“I don’t think the residents themselves would see a change,” said DeVlieger. “The water will still flow, the sewer will still go down the drain, and the storm system will still be there, so really people won’t notice any difference. We want to protect our residents from high utility bills, so hopefully we can keep it the same and not up it for a number of years to come. To go down, I wouldn’t want to make that comment yet, because as I said we’re still in the preliminaries stages to look at the different options.”
At the Nov. 9, 2015 regular meeting of council, EPCOR had discussed the terms of its current contract with the town, which covers the town’s water and sanitary sewage systems as well as portions of the town’s storm water system. The contract also includes a debt repayment schedule related to the town’s sanitary sewage treatment (biological nutrient removal) plant, which EPCOR funded. At the time, EPCOR proposed an increase of $1.3 million annually, amounting to a 68 per cent increase to its current fee structure.

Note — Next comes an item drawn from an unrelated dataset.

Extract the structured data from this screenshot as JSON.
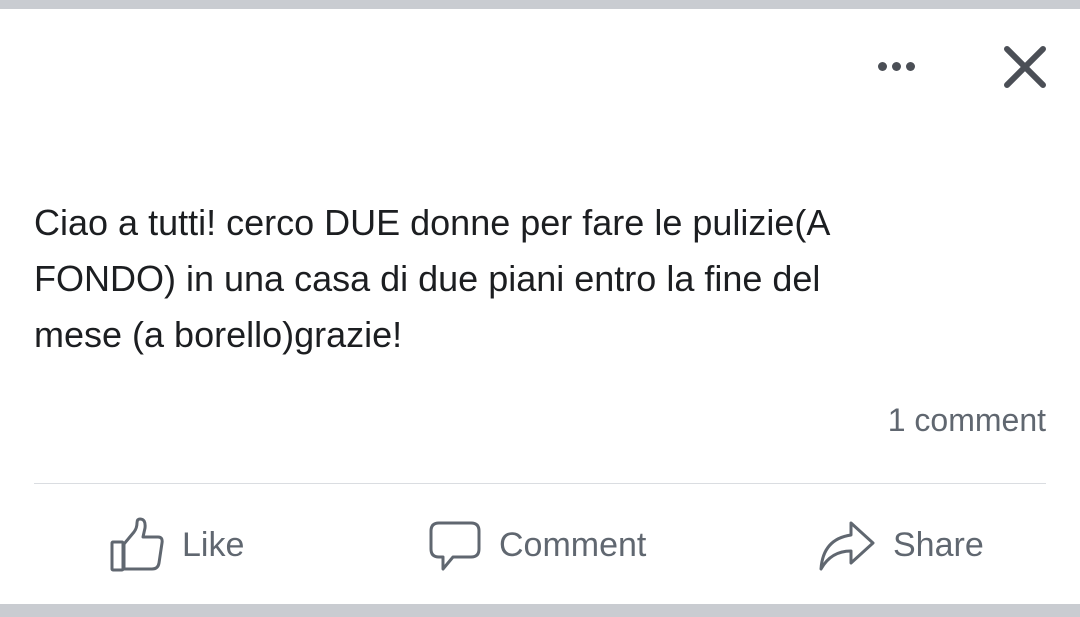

“The main thing — that probably everybody’s aware of — is EPCOR came with a proposal to increase out rates, or their fees, by $1.3 million,” said DeVlieger. “First of all, that was very unacceptable to us, we can’t pass that on to our utility rates and that would have increased them substantially. Our utility rates are already high compared to a lot of other communities in southern Alberta. So that was not an option. Secondly, we think that’s not fair that they came with that compared to the existing contract that we have with them.”
No set timeline is in place for the implementation of an alternative to EPCOR’s contract, but DeVlieger stated his belief that time is of the essence.
“We’d like to do it sooner than later. There’s a one year window frame according to the contract, but we’d like to do it sooner than later. I think EPCOR would also like to have it done sooner than later.”
As confirmed by CAO Greg Birch, following the in camera portion of their Aug. 15 regular meeting, town council voted to accept EPCOR’s proposal to negotiate for an orderly and safe termination and transition of the Operations, Maintenance and Capital Works Agreement between the Town of Taber and EPCOR Water Services Inc., dated Feb. 1, 2008, on a reasonable and agreeable timeframe.